Attachment of the nails
To keep them from hanging loose, 9 they are attached at their upper end by a ligament to the root of the last bone of the digits. Because it was worthwhile that they be attached to flesh and skin, skin surrounds the entire root externally, and internally flesh is attached throughout. 10 Galen attests that not only an artery and a vein but also a nerve extend into the very root, 11 and he writes that the nails take sense, life, and nourishment from these in the same way as other parts. 12 I know, indeed, that not only are two small nerves [Nn. medianus et ulnaris, Nn. digitales palmares proprii] (hand in fig. 2, ch. 11, Bk. 4) brought to the root of the nails, but also that they run with the veins [Vv. digitales palmares propriae] (figure of the hand, ch. 6, Bk. 3) beneath the nails, also to the end of the digit. I also believe that the nails lack all sensation. Therefore I agree in no small way with the view of those who think that the nails grow from a coalescence of bone, nerve, and skin (some add flesh as well). 13 But that veins, arteries, and nerves are not dispensed in the nails like garden channels is known from the fact that nails start out from a root and grow like hairs. It sufficed that these too are always being renewed like hairs, and since they are worn down daily they always admit growth, 14 which they acquire in length rather than width and depth. 15

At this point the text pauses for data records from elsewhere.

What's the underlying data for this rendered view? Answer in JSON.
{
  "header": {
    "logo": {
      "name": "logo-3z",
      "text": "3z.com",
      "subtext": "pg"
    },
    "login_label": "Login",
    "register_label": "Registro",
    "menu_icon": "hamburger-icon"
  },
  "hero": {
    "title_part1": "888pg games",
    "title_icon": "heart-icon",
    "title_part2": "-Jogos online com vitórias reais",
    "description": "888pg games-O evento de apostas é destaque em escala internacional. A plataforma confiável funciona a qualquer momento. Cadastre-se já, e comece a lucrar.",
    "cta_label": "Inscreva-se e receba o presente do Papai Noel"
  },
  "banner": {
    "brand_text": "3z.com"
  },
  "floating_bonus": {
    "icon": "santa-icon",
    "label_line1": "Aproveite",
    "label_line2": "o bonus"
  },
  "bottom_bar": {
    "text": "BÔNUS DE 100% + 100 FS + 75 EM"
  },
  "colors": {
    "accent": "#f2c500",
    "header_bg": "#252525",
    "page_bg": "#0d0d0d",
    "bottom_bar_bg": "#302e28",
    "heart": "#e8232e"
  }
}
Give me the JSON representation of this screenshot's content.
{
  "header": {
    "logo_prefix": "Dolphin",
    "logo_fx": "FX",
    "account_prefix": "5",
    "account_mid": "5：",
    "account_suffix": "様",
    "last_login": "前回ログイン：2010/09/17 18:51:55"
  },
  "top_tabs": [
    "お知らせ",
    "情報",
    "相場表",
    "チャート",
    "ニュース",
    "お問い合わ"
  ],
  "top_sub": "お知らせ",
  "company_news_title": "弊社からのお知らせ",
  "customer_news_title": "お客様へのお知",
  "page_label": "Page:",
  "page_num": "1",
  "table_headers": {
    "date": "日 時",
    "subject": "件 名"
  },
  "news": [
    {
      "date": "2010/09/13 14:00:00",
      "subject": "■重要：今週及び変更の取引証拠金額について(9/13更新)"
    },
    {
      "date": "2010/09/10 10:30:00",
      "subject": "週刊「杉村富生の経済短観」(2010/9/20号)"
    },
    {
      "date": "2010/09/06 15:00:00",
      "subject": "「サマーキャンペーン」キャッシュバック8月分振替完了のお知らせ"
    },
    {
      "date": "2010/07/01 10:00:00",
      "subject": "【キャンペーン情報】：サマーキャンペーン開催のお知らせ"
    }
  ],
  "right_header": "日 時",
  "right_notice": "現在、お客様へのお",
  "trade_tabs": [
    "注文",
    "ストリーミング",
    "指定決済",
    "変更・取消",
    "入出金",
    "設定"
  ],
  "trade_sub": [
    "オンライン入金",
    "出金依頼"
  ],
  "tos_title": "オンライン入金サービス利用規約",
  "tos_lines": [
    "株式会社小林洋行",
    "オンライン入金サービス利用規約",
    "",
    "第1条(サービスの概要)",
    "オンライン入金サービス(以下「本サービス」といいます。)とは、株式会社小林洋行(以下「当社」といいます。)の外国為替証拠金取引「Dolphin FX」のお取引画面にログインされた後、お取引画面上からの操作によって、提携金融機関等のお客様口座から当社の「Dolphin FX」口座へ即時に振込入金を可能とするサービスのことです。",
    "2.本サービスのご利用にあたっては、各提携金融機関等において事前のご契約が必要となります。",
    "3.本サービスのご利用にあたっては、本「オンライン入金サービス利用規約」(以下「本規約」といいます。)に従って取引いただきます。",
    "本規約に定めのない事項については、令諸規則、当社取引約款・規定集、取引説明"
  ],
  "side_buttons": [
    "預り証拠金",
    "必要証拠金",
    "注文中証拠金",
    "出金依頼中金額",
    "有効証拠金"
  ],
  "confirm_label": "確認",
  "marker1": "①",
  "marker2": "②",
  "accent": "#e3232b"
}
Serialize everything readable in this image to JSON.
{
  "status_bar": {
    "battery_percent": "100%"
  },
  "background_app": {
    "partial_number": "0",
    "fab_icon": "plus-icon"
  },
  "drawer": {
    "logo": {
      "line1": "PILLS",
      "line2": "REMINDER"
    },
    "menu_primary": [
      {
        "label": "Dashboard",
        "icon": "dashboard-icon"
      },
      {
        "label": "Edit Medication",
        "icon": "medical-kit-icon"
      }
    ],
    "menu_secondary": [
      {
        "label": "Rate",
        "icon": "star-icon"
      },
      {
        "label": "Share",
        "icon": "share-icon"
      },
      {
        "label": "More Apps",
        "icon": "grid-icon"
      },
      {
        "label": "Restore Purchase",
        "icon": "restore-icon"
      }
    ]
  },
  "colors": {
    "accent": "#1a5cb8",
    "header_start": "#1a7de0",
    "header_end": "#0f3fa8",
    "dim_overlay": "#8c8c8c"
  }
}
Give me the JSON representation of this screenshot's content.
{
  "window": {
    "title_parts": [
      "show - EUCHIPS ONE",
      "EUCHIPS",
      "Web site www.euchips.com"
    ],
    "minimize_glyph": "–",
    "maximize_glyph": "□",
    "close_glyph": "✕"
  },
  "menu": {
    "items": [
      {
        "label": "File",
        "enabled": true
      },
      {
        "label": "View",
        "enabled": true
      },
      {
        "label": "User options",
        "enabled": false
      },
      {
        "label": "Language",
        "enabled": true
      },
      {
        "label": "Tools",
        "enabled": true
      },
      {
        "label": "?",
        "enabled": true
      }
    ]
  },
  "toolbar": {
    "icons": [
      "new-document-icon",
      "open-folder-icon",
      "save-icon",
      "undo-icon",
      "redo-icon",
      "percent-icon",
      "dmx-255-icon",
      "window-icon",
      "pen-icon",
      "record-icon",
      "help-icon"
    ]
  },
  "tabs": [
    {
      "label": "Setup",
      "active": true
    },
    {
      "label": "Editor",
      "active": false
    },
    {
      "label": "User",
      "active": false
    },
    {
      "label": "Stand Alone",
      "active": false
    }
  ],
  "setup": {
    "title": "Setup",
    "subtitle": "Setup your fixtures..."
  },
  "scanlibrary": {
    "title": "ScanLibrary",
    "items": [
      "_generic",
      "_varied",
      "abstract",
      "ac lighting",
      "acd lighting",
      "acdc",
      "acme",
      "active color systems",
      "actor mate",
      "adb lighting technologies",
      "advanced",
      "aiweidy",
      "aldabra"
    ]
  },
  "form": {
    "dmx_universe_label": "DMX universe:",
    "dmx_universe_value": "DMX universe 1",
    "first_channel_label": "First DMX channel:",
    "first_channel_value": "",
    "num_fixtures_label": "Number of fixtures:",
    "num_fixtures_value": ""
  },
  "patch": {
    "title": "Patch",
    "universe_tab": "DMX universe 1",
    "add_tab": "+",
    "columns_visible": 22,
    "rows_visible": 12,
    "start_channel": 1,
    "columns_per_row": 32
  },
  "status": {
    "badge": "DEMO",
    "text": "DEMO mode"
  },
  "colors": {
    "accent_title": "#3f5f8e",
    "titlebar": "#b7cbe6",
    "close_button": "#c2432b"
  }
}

Book One -- The things that sustain and support the entire body, and what braces and attaches them all. [the bones and the ligaments that interconnect them]